Via the Politco:
U.S. Trade Representative Robert Lighthizer told top business executives on Monday that there is still much work to be done to reach a trade deal with China despite the two sides having been close to an agreement earlier this year, said U.S. Chamber of Commerce CEO Tom Donohue.
“He laid it out by saying this is an extraordinary challenge, and when it all fell apart some months ago they were very, very close to a workable agreement,” Donohue said at a press conference Monday.
The Chamber chief said Lighthizer didn’t mention the possibility of an interim deal that could deescalate trade tensions by further delaying tariff escalation. President Donald Trump is expected to increase tariffs on $250 billion worth of Chinese goods in mid-October after a two-week delay. Another round of U.S. tariffs is coming Dec. 15 on virtually all remaining imports from China, including on consumer goods like laptops and mobile phones.
Deputy-level trade officials from the U.S. and China will meet on Friday to prepare for an early October meeting between Lighthizer, Treasury Secretary Steven Mnuchin, Chinese Vice Premier Liu He and other senior Chinese officials.
It’s still unclear on what basis the U.S. and China will resume talks. Negotiations broke down in early May after the U.S. side said Beijing balked at American demands that it enshrine in domestic law major changes to address the administration’s core concerns regarding intellectual property and forced technology transfer. When Lighthizer and Mnuchin traveled to Shanghai in July, China made no moves toward addressing U.S. demands, further angering Trump.
“He was pretty clear that we have to do this one step at a time but that this has to be real agreement,” Donohue said, referring to Lighthizer.
Lighthizer told the group of business leaders that there has been some positive movement by China to increase purchase of U.S. agricultural goods. Trump has made an increase in Chinese purchases of U.S. farm goods a key demand, to ease Beijing‘s retaliation on U.S. farmers.
“I don‘t think you’re going to see the tariffs going away and people feeling we’ve made a great accomplishment until we have a real agreement,” said Donohue. “A real agreement, in my opinion, will not be buying more crops and doing the small things that would be good to set the stage for us to have more substantive conversations.“
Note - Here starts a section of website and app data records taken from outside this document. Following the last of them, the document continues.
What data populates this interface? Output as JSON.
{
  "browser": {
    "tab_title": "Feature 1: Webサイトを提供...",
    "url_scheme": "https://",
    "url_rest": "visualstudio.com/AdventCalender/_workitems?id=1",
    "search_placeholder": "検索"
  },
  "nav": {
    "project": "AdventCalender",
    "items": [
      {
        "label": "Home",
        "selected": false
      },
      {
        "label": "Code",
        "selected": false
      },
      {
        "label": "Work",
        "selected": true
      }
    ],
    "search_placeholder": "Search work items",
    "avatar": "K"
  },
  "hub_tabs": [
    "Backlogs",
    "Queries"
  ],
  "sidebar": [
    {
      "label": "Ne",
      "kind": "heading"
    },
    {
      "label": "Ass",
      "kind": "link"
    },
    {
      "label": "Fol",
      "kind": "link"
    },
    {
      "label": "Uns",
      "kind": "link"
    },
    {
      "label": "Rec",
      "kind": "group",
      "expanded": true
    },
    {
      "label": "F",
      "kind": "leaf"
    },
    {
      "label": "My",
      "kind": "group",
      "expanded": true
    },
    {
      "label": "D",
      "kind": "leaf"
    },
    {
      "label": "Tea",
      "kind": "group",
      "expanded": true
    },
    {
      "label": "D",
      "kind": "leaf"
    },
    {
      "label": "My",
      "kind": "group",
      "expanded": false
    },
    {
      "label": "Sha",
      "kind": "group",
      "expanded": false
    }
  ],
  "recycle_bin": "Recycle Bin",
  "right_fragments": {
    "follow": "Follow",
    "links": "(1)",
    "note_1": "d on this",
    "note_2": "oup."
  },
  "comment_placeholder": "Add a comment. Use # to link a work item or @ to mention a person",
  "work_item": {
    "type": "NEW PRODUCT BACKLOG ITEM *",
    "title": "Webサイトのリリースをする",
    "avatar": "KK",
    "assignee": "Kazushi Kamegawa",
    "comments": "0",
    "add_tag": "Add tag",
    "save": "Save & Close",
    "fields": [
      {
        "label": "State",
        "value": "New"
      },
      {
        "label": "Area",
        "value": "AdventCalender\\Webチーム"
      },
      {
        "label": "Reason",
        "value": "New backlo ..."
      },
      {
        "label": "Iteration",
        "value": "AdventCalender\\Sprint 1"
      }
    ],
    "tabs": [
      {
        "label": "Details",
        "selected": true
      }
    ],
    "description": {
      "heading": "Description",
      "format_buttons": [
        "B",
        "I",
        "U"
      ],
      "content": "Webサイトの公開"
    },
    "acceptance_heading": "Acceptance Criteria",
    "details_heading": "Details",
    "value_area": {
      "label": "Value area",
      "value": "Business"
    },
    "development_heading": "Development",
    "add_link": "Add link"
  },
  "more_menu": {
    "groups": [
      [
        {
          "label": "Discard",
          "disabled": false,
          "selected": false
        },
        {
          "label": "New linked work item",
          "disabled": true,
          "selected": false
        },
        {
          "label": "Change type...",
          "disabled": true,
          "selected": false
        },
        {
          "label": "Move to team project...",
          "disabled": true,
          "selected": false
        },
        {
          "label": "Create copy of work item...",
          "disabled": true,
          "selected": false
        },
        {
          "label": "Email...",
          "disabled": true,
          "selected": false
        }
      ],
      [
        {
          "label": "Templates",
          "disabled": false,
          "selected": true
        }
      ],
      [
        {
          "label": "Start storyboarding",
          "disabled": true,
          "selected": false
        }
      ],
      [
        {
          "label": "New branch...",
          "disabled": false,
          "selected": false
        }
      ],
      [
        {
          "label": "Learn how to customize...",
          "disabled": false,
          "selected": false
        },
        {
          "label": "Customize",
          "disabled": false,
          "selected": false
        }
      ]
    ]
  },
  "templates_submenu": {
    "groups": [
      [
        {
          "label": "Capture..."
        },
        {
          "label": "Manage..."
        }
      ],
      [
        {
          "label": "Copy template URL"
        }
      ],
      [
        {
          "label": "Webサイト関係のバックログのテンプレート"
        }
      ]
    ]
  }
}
That’s a pretty good source. Sinocism agrees:
Vice Minister of Finance Liao Min and Vice Minister of Commerce Wang Shouwen are leading the PRC delegation to DC this week, with talks I hear scheduled to start Wednesday the 18th. There is increasing chatter about an interim deal by October that relieves some of the political pressures on both sides, but I am still very skeptical of any major breakthroughs. China did announce last week that it would exclude soybeans and pork from additional tariffs, and while that is a goodwill gesture to the US it is also worth remembering that China is in the midst of a pork crisis and so desperately needs to import more of the meat.
I expect little because there is little to expect,